Meteorologist Mike Maze 'humbled' his diagnosis helped so many others
Posted June 4, 2018 5:45 p.m. EDT
Updated July 13, 2018 11:14 a.m. EDT
Raleigh, N.C. — Most people who use glasses for reading text or fine print have lenses that fine-tune their vision and make their lives easier. But for WRAL meteorologist Mike Maze and others living with chronic blurred vision, anxiety and headaches, a pair of glasses can help literally open up new roads.
Blurred vision, uneasiness, frayed nerves and anxiety were just a few things Maze was feeling before he found relief.
"It got to the point where I couldn't drive on the interstate anymore at night," he said.
Maze first realized he had this condition a year ago, but he didn't know why.
"The cars passing by and their lights would just make me anxious. Then, I would start to panic because you get a wave of anxiety and you’re thinking, 'Oh, God. I'm going to have an accident,'" Maze said. "I just felt like the world was closing in on me, and it was a feeling of dread.
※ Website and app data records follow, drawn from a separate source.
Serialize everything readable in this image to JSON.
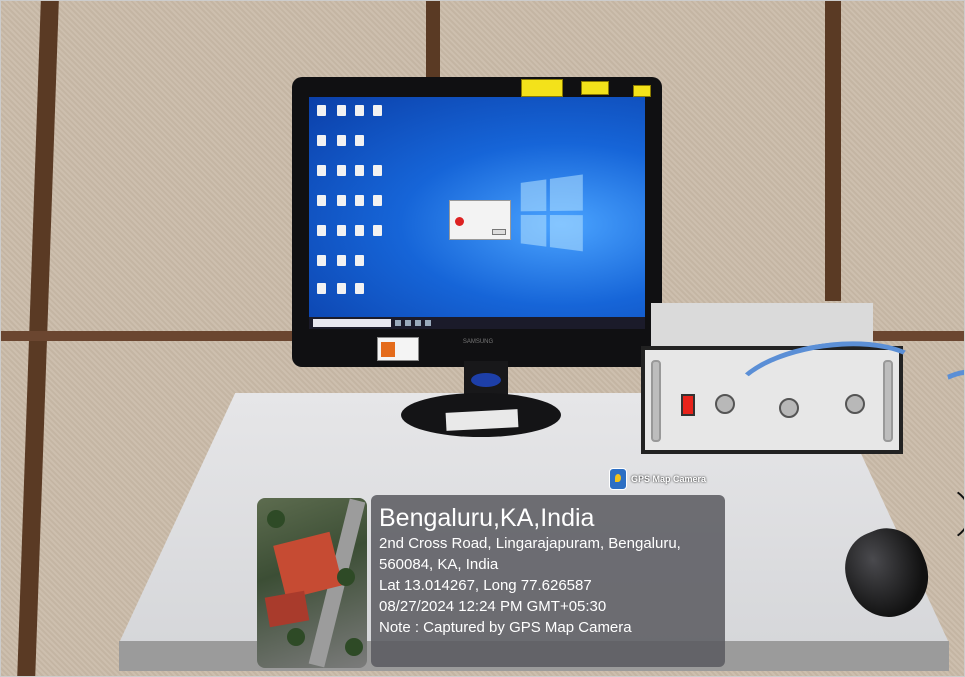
{
  "overlay": {
    "app_tag": "GPS Map Camera",
    "location_title": "Bengaluru,KA,India",
    "address_line1": "2nd Cross Road, Lingarajapuram, Bengaluru,",
    "address_line2": "560084, KA, India",
    "coordinates": "Lat 13.014267, Long 77.626587",
    "timestamp": "08/27/2024 12:24 PM GMT+05:30",
    "note": "Note : Captured by GPS Map Camera"
  },
  "monitor": {
    "brand": "SAMSUNG"
  },
  "colors": {
    "wall": "#c9bba9",
    "wood_frame": "#5a3a24",
    "desk": "#e0e1e3",
    "screen_blue": "#1665d8",
    "power_switch": "#e8231b",
    "cable": "#5b8fd6",
    "overlay_panel": "#5a5a5f"
  }
}
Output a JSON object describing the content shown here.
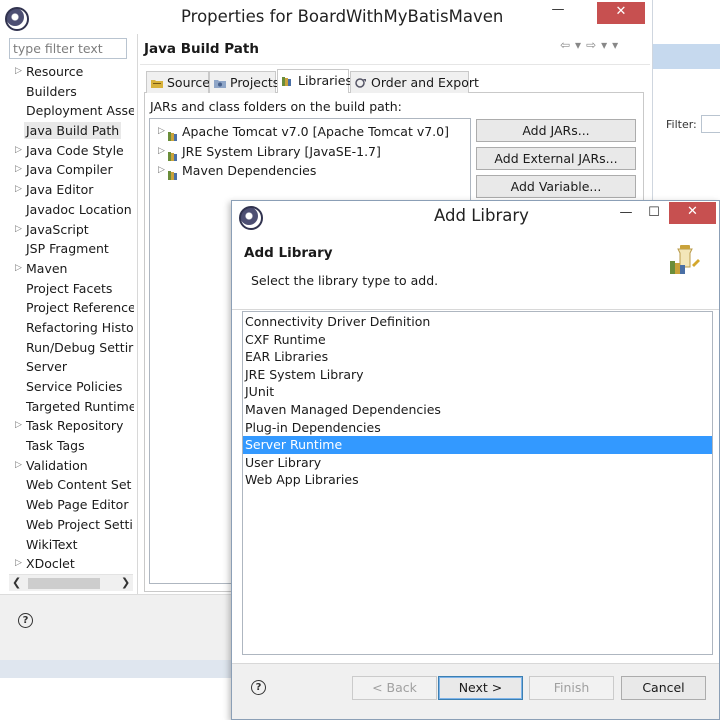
{
  "props_window": {
    "title": "Properties for BoardWithMyBatisMaven",
    "filter_placeholder": "type filter text",
    "nav": [
      {
        "label": "Resource",
        "expandable": true
      },
      {
        "label": "Builders",
        "expandable": false
      },
      {
        "label": "Deployment Asse",
        "expandable": false
      },
      {
        "label": "Java Build Path",
        "expandable": false,
        "selected": true
      },
      {
        "label": "Java Code Style",
        "expandable": true
      },
      {
        "label": "Java Compiler",
        "expandable": true
      },
      {
        "label": "Java Editor",
        "expandable": true
      },
      {
        "label": "Javadoc Location",
        "expandable": false
      },
      {
        "label": "JavaScript",
        "expandable": true
      },
      {
        "label": "JSP Fragment",
        "expandable": false
      },
      {
        "label": "Maven",
        "expandable": true
      },
      {
        "label": "Project Facets",
        "expandable": false
      },
      {
        "label": "Project Reference",
        "expandable": false
      },
      {
        "label": "Refactoring Histo",
        "expandable": false
      },
      {
        "label": "Run/Debug Settir",
        "expandable": false
      },
      {
        "label": "Server",
        "expandable": false
      },
      {
        "label": "Service Policies",
        "expandable": false
      },
      {
        "label": "Targeted Runtime",
        "expandable": false
      },
      {
        "label": "Task Repository",
        "expandable": true
      },
      {
        "label": "Task Tags",
        "expandable": false
      },
      {
        "label": "Validation",
        "expandable": true
      },
      {
        "label": "Web Content Set",
        "expandable": false
      },
      {
        "label": "Web Page Editor",
        "expandable": false
      },
      {
        "label": "Web Project Setti",
        "expandable": false
      },
      {
        "label": "WikiText",
        "expandable": false
      },
      {
        "label": "XDoclet",
        "expandable": true
      }
    ],
    "page_title": "Java Build Path",
    "tabs": [
      "Source",
      "Projects",
      "Libraries",
      "Order and Export"
    ],
    "active_tab": "Libraries",
    "panel_label": "JARs and class folders on the build path:",
    "libraries": [
      "Apache Tomcat v7.0 [Apache Tomcat v7.0]",
      "JRE System Library [JavaSE-1.7]",
      "Maven Dependencies"
    ],
    "buttons": [
      "Add JARs...",
      "Add External JARs...",
      "Add Variable..."
    ],
    "bg_filter_label": "Filter:"
  },
  "dialog": {
    "title": "Add Library",
    "header_title": "Add Library",
    "header_desc": "Select the library type to add.",
    "types": [
      "Connectivity Driver Definition",
      "CXF Runtime",
      "EAR Libraries",
      "JRE System Library",
      "JUnit",
      "Maven Managed Dependencies",
      "Plug-in Dependencies",
      "Server Runtime",
      "User Library",
      "Web App Libraries"
    ],
    "selected_type": "Server Runtime",
    "buttons": {
      "back": "< Back",
      "next": "Next >",
      "finish": "Finish",
      "cancel": "Cancel"
    }
  },
  "colors": {
    "selection": "#3399ff",
    "close_button": "#c75050",
    "background_window_bar": "#c6d9ee"
  },
  "icons": {
    "app": "eclipse-icon",
    "close": "close-icon",
    "minimize": "minimize-icon",
    "maximize": "maximize-icon",
    "help": "help-icon",
    "library": "library-jar-icon",
    "wizard": "library-wizard-icon"
  }
}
I felt like a feeling of doom."
Maze said it began taking over his life.
"I was living in fear the whole time," he said.
So, one evening in February in the WRAL Weather Center, Maze typed into Google, "Why can't I drive on the interstate at night?"
He arrived at a website where other people explained that they had experienced the same thing. Maze filled out a questionnaire, and that led him to Dr. Jeffrey Handschumacher at the Family Eye Care Center in North Raleigh.
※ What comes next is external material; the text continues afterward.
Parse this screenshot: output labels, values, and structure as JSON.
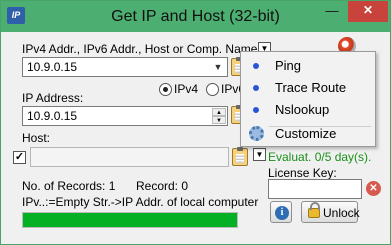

The condition is called Vertical Heterophoria, meaning Maze's right eye and left eye are misaligned and his brain was trying to compensate.
"The brain sends a signal to their eyes that says, "Hey, we don't want to see two images, we want to see one.' So, it stimulates the eye muscles to realign to see everything," Handschumacher said.
Handschumacher said overstimulation of the muscles tires them out, and can trigger symptoms of dizziness, headaches, anxiety and fatigue.
The prescription - a simple pair of glasses.
"The lenses have what's called prism," Handschumacher said. "So, when the light enters the lenses, it slightly bends the light, either up or down, in or out, more than normal to help relax the eyes."
For Maze, the experience was eye opening. He posted about it on his Facebook page.
"There was one gentleman from Johnston County. He said, 'Oh my God. You just saved my life. I've been dealing with this for the past five years, and nobody could figure it out, and I have the exact same symptoms you have,'" Maze said.
Almost immediately, hundreds of people responded, taking the same online questionnaire to see if the answer to Maze's problem was the answer to theirs.
"It gave me hope that there could be relief," said Lara Andrews.
Andrews saw Maze's story and decided to do some research. She suffered from chronic headaches for years, seeing neurologists, eye doctors and chiropractors for help. Not until her condition was diagnosed did she find relief.
"It's an answer to prayers. It feels like a miracle to wake up without a headache. It was just amazing. It's like a whole new life ahead of me," she said.
Handschumacher said he's had some emotional reactions.
"A lot of people pick up their glasses and some have started crying, been in tears," he said. "Others have been shocked at how much calmer they felt, or how much steadier the world has been," he said.
Maze said to know that he helped so many others find relief is humbling.
"It's very humbling. I didn't expect this kind of outcome," he said.